Website and app data records:
-*-*-
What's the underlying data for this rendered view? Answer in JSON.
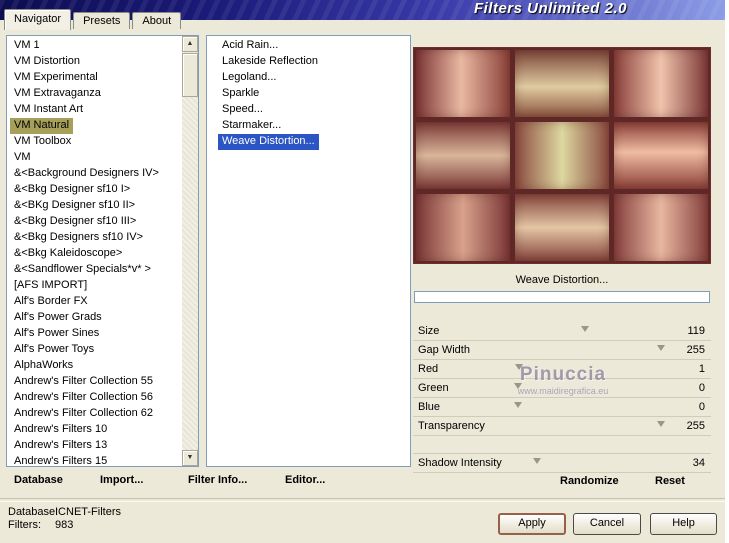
{
  "window": {
    "title": "Filters Unlimited 2.0"
  },
  "colors": {
    "titlebar_blue": "#1b1b7a",
    "selection_blue": "#2b54c4",
    "selection_olive": "#a6a05a",
    "dialog_background": "#ece9d8"
  },
  "tabs": [
    {
      "label": "Navigator",
      "selected": true
    },
    {
      "label": "Presets"
    },
    {
      "label": "About"
    }
  ],
  "icons": {
    "scroll_up": "▲",
    "scroll_down": "▼"
  },
  "categories": [
    {
      "label": "VM 1"
    },
    {
      "label": "VM Distortion"
    },
    {
      "label": "VM Experimental"
    },
    {
      "label": "VM Extravaganza"
    },
    {
      "label": "VM Instant Art"
    },
    {
      "label": "VM Natural",
      "selected": true
    },
    {
      "label": "VM Toolbox"
    },
    {
      "label": "VM"
    },
    {
      "label": "&<Background Designers IV>"
    },
    {
      "label": "&<Bkg Designer sf10 I>"
    },
    {
      "label": "&<BKg Designer sf10 II>"
    },
    {
      "label": "&<Bkg Designer sf10 III>"
    },
    {
      "label": "&<Bkg Designers sf10 IV>"
    },
    {
      "label": "&<Bkg Kaleidoscope>"
    },
    {
      "label": "&<Sandflower Specials*v* >"
    },
    {
      "label": "[AFS IMPORT]"
    },
    {
      "label": "Alf's Border FX"
    },
    {
      "label": "Alf's Power Grads"
    },
    {
      "label": "Alf's Power Sines"
    },
    {
      "label": "Alf's Power Toys"
    },
    {
      "label": "AlphaWorks"
    },
    {
      "label": "Andrew's Filter Collection 55"
    },
    {
      "label": "Andrew's Filter Collection 56"
    },
    {
      "label": "Andrew's Filter Collection 62"
    },
    {
      "label": "Andrew's Filters 10"
    },
    {
      "label": "Andrew's Filters 13"
    },
    {
      "label": "Andrew's Filters 15"
    }
  ],
  "filters": [
    {
      "label": "Acid Rain..."
    },
    {
      "label": "Lakeside Reflection"
    },
    {
      "label": "Legoland..."
    },
    {
      "label": "Sparkle"
    },
    {
      "label": "Speed..."
    },
    {
      "label": "Starmaker..."
    },
    {
      "label": "Weave Distortion...",
      "selected": true
    }
  ],
  "preview": {
    "caption": "Weave Distortion..."
  },
  "params": [
    {
      "label": "Size",
      "value": 119
    },
    {
      "label": "Gap Width",
      "value": 255
    },
    {
      "label": "Red",
      "value": 1
    },
    {
      "label": "Green",
      "value": 0
    },
    {
      "label": "Blue",
      "value": 0
    },
    {
      "label": "Transparency",
      "value": 255
    },
    {
      "label": "Shadow Intensity",
      "value": 34,
      "gap_before": true
    }
  ],
  "watermark": {
    "line1": "Pinuccia",
    "line2": "www.maidiregrafica.eu"
  },
  "toolbar": {
    "database": "Database",
    "import": "Import...",
    "filter_info": "Filter Info...",
    "editor": "Editor...",
    "randomize": "Randomize",
    "reset": "Reset"
  },
  "status": {
    "database_label": "Database:",
    "database_value": "ICNET-Filters",
    "filters_label": "Filters:",
    "filters_value": "983"
  },
  "buttons": {
    "apply": "Apply",
    "cancel": "Cancel",
    "help": "Help"
  }
}
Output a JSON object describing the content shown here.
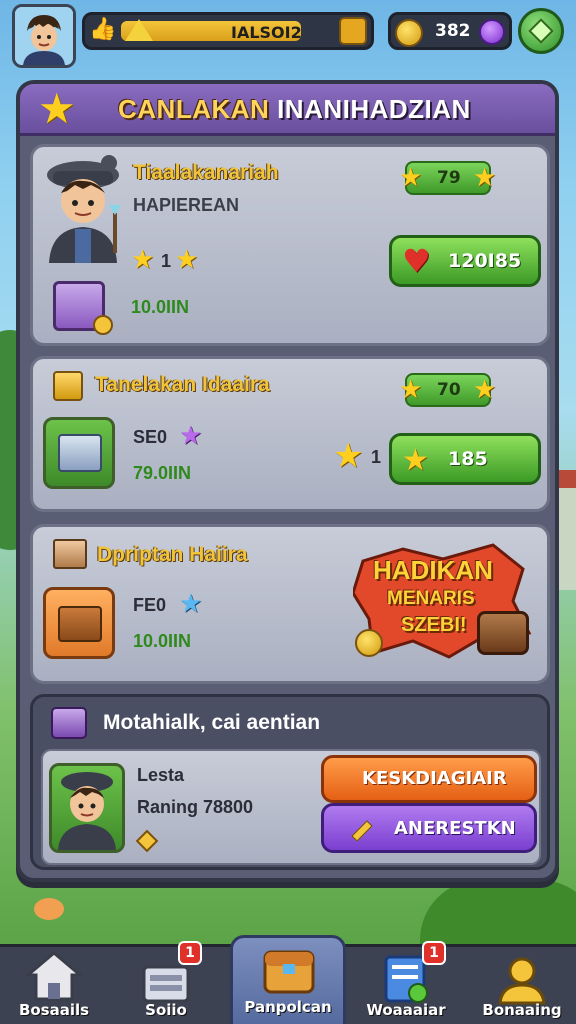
{
  "topbar": {
    "resource_value": "IALSOI2",
    "coins_value": "382"
  },
  "panel": {
    "title_main": "CANLAKAN",
    "title_rest": "INANIHADZIAN"
  },
  "card1": {
    "title": "Tiaalakanariah",
    "subtitle": "HAPIEREAN",
    "level": "79",
    "stars_count": "1",
    "timer": "10.0IIN",
    "button_label": "120I85",
    "button_icon": "heart-icon"
  },
  "card2": {
    "title": "Tanelakan Idaaira",
    "level": "70",
    "cost": "SE0",
    "timer": "79.0IIN",
    "star_count": "1",
    "button_label": "185"
  },
  "card3": {
    "title": "Dpriptan Haiira",
    "cost": "FE0",
    "timer": "10.0IIN",
    "promo_line1": "HADIKAN",
    "promo_line2": "MENARIS",
    "promo_line3": "SZEBI!"
  },
  "event": {
    "title": "Motahialk, cai aentian",
    "name": "Lesta",
    "ranking": "Raning 78800",
    "orange_label": "KESKDIAGIAIR",
    "purple_label": "ANERESTKN"
  },
  "nav": [
    {
      "label": "Bosaails",
      "icon": "home-icon"
    },
    {
      "label": "Soiio",
      "icon": "shop-icon",
      "badge": "1"
    },
    {
      "label": "Panpolcan",
      "icon": "chest-icon"
    },
    {
      "label": "Woaaaiar",
      "icon": "quest-icon",
      "badge": "1"
    },
    {
      "label": "Bonaaing",
      "icon": "profile-icon"
    }
  ],
  "colors": {
    "panel": "#5a5e74",
    "header": "#7a5db0",
    "green_button": "#4fae30",
    "orange_button": "#f07424",
    "purple_button": "#8e52dd",
    "title_gold": "#f0c43a"
  }
}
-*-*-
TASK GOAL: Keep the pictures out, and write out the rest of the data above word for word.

ANSWER SPACE:
What's the underlying data for this rendered view? Answer in JSON.
{
  "window": {
    "title": "Filters Unlimited 2.0"
  },
  "colors": {
    "titlebar_blue": "#1b1b7a",
    "selection_blue": "#2b54c4",
    "selection_olive": "#a6a05a",
    "dialog_background": "#ece9d8"
  },
  "tabs": [
    {
      "label": "Navigator",
      "selected": true
    },
    {
      "label": "Presets"
    },
    {
      "label": "About"
    }
  ],
  "icons": {
    "scroll_up": "▲",
    "scroll_down": "▼"
  },
  "categories": [
    {
      "label": "VM 1"
    },
    {
      "label": "VM Distortion"
    },
    {
      "label": "VM Experimental"
    },
    {
      "label": "VM Extravaganza"
    },
    {
      "label": "VM Instant Art"
    },
    {
      "label": "VM Natural",
      "selected": true
    },
    {
      "label": "VM Toolbox"
    },
    {
      "label": "VM"
    },
    {
      "label": "&<Background Designers IV>"
    },
    {
      "label": "&<Bkg Designer sf10 I>"
    },
    {
      "label": "&<BKg Designer sf10 II>"
    },
    {
      "label": "&<Bkg Designer sf10 III>"
    },
    {
      "label": "&<Bkg Designers sf10 IV>"
    },
    {
      "label": "&<Bkg Kaleidoscope>"
    },
    {
      "label": "&<Sandflower Specials*v* >"
    },
    {
      "label": "[AFS IMPORT]"
    },
    {
      "label": "Alf's Border FX"
    },
    {
      "label": "Alf's Power Grads"
    },
    {
      "label": "Alf's Power Sines"
    },
    {
      "label": "Alf's Power Toys"
    },
    {
      "label": "AlphaWorks"
    },
    {
      "label": "Andrew's Filter Collection 55"
    },
    {
      "label": "Andrew's Filter Collection 56"
    },
    {
      "label": "Andrew's Filter Collection 62"
    },
    {
      "label": "Andrew's Filters 10"
    },
    {
      "label": "Andrew's Filters 13"
    },
    {
      "label": "Andrew's Filters 15"
    }
  ],
  "filters": [
    {
      "label": "Acid Rain..."
    },
    {
      "label": "Lakeside Reflection"
    },
    {
      "label": "Legoland..."
    },
    {
      "label": "Sparkle"
    },
    {
      "label": "Speed..."
    },
    {
      "label": "Starmaker..."
    },
    {
      "label": "Weave Distortion...",
      "selected": true
    }
  ],
  "preview": {
    "caption": "Weave Distortion..."
  },
  "params": [
    {
      "label": "Size",
      "value": 119
    },
    {
      "label": "Gap Width",
      "value": 255
    },
    {
      "label": "Red",
      "value": 1
    },
    {
      "label": "Green",
      "value": 0
    },
    {
      "label": "Blue",
      "value": 0
    },
    {
      "label": "Transparency",
      "value": 255
    },
    {
      "label": "Shadow Intensity",
      "value": 34,
      "gap_before": true
    }
  ],
  "watermark": {
    "line1": "Pinuccia",
    "line2": "www.maidiregrafica.eu"
  },
  "toolbar": {
    "database": "Database",
    "import": "Import...",
    "filter_info": "Filter Info...",
    "editor": "Editor...",
    "randomize": "Randomize",
    "reset": "Reset"
  },
  "status": {
    "database_label": "Database:",
    "database_value": "ICNET-Filters",
    "filters_label": "Filters:",
    "filters_value": "983"
  },
  "buttons": {
    "apply": "Apply",
    "cancel": "Cancel",
    "help": "Help"
  }
}
Output a JSON object describing the content shown here.
{
  "topbar": {
    "resource_value": "IALSOI2",
    "coins_value": "382"
  },
  "panel": {
    "title_main": "CANLAKAN",
    "title_rest": "INANIHADZIAN"
  },
  "card1": {
    "title": "Tiaalakanariah",
    "subtitle": "HAPIEREAN",
    "level": "79",
    "stars_count": "1",
    "timer": "10.0IIN",
    "button_label": "120I85",
    "button_icon": "heart-icon"
  },
  "card2": {
    "title": "Tanelakan Idaaira",
    "level": "70",
    "cost": "SE0",
    "timer": "79.0IIN",
    "star_count": "1",
    "button_label": "185"
  },
  "card3": {
    "title": "Dpriptan Haiira",
    "cost": "FE0",
    "timer": "10.0IIN",
    "promo_line1": "HADIKAN",
    "promo_line2": "MENARIS",
    "promo_line3": "SZEBI!"
  },
  "event": {
    "title": "Motahialk, cai aentian",
    "name": "Lesta",
    "ranking": "Raning 78800",
    "orange_label": "KESKDIAGIAIR",
    "purple_label": "ANERESTKN"
  },
  "nav": [
    {
      "label": "Bosaails",
      "icon": "home-icon"
    },
    {
      "label": "Soiio",
      "icon": "shop-icon",
      "badge": "1"
    },
    {
      "label": "Panpolcan",
      "icon": "chest-icon"
    },
    {
      "label": "Woaaaiar",
      "icon": "quest-icon",
      "badge": "1"
    },
    {
      "label": "Bonaaing",
      "icon": "profile-icon"
    }
  ],
  "colors": {
    "panel": "#5a5e74",
    "header": "#7a5db0",
    "green_button": "#4fae30",
    "orange_button": "#f07424",
    "purple_button": "#8e52dd",
    "title_gold": "#f0c43a"
  }
}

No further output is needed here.